LAUSD Superintendent Tells BizFed Advocacy About Challenges, Gains
With significant challenges facing Los Angeles Unified School District, BizFed’s Advocacy recently met with Superintendent John Deasy. Here are highlights of some of the successes outlined in the candid and thoughtful dialogue – as well as some of the recent news on the district.
• LAUSD serves 750,000 youth pre-K-12; 100,000 young adults and adult education. Has 110,000 employees, FT, PT and substitute; $7B annual operating budget; 9 labor unions
• 80% of LAUSD students live in circumstances of poverty; about 38% have no form of healthcare; 60% will be first-time graduates in their families
Key LAUSD GAINS outlined by the Superintendent since his appointment last April:
- Transformational Autonomy: Recently signed “landmark” 460+-page teacher contract that allows individual school’s faculties to create their own transformation plans to reach performance targets. Belief that schools build relationships with parents, teachers build relationships with students (not Beaudry administrators). “Faculties are now free to create transformation plans and say that we want waivers from any or all aspects of the contract….There’s far greater degrees of freedom than ever before.” Essentially, the message is: “You get paid and you get retirement (if you perform) – but HOW you deliver is up to you.” Schools now are scrambling to write plans. “They need a lot of support around that.”
- Increased emphasis on teacher quality: Premise that students have right to be taught by highly qualified, highly effective teachers every day at schools with highly qualified principals. Redesigned how hire/fire, retain, promote, compensate teachers. “Enormous strides around that and there has been the absolute appropriate amount of pushback on all of those.” New performance appraisal system (being challenged in court); sets targets and holds people accountable. Taken a culture of “permanent employment” to “employment IF performance.”
- Reduced administrative costs: 94% of every dollar at LAUSD is now AT the schools; Beaudry administration is run on 6 cents for every dollar. “That’s a big accomplishment.” In 3 years, there are 56% fewer people in administration. Next year, LAUSD will reduce from 8 districts to 4.
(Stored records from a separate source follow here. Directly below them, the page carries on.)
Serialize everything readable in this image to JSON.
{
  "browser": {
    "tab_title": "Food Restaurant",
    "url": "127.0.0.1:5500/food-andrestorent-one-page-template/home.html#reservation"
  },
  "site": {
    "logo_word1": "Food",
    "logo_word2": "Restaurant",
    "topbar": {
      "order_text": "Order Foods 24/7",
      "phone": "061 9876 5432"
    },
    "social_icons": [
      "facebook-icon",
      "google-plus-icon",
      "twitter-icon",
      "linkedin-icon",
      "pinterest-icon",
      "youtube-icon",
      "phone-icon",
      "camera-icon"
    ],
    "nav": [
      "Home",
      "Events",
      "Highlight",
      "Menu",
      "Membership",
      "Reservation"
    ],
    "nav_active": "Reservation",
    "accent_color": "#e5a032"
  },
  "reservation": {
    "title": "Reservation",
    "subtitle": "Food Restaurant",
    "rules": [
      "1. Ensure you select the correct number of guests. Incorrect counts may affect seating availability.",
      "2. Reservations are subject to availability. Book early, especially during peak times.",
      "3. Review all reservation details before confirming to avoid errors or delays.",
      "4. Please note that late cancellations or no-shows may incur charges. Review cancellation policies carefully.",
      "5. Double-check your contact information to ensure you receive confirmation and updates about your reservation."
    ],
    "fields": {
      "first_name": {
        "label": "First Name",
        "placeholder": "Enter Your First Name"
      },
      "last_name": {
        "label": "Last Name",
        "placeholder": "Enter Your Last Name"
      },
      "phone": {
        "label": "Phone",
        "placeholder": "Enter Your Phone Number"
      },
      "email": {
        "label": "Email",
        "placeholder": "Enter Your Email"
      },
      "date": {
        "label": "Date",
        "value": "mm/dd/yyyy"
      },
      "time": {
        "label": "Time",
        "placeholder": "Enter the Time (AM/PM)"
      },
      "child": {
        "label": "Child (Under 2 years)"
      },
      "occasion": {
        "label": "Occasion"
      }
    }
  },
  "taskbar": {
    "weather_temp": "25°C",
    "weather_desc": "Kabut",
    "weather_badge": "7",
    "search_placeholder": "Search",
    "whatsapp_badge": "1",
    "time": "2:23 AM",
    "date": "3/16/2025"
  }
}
- Easing overcrowding: Opening 29 new schools by this August; 3 more after that for a total of 131 new schools opened over the past 9 years. About 1,014 schools in operation. “At that point, there will never be another student in the district that has a shortened school year because of overcrowded schools,” Deasy said.
The BAD News
Of course, there also is news of the budget crisis facing the nation’s second-largest school district:
• LAUSD is facing its 5th consecutive year of budget deficits, now dealing with a $390.2M deficit in 2012-13. Taken together, over the past five years, LAUSD has had to manage a combined deficit of over $2.6B. With
• The L.A. Unified school board recently approved a “Fiscal Stabilization Plan” budget that would save most programs, but only if labor unions agree to sacrifices and voters approve a $298 parcel tax.
• About 11,700 pink slips have been sent to teachers and other employees (ahead of a state-mandated March 15th deadline). The budget proposal also calls for eliminating the district's 24 adult education campuses; 1,500 jobs and saving about $134 million for the 2012-13 school year. Early education programs, the GATE program for gifted students and the district's Academic Decathalon program were also targeted for cuts.
• Deasy is hopeful two-thirds of those pink slips could be rescinded, a good portion of the adult education programs, and much of the other programs could be kept afloat if the district can reach furlough and salary agreements with labor unions. As a more long-term budget fix, the board voted to put a parcel tax for properties within district boundaries on the Nov. 2012 ballot.
• The measure would institute a five-year, $298 parcel tax. It would raise revenue from $200 million to $300 million. The tax would affect the owners of homes, apartments, businesses and even vacant lots. Special adjustments would be made for seniors and others living on fixed incomes.
• Still, even if the parcel tax and the Governor’s proposed budget plans (and its education funding) succeed, LAUSD estimates it will have to make $173M in cuts (as a result of reductions in state and federal categorical funds, expiring grants and other limited funding, as well as continuing decline in enrollment)
Clearly, there are many GAINS happening in LAUSD – as well as very serious challenges. With so much at stake for business, we ALL need to stay engaged on this issue. Stay informed and alert your members – what happens at LAUSD shapes our very economic future.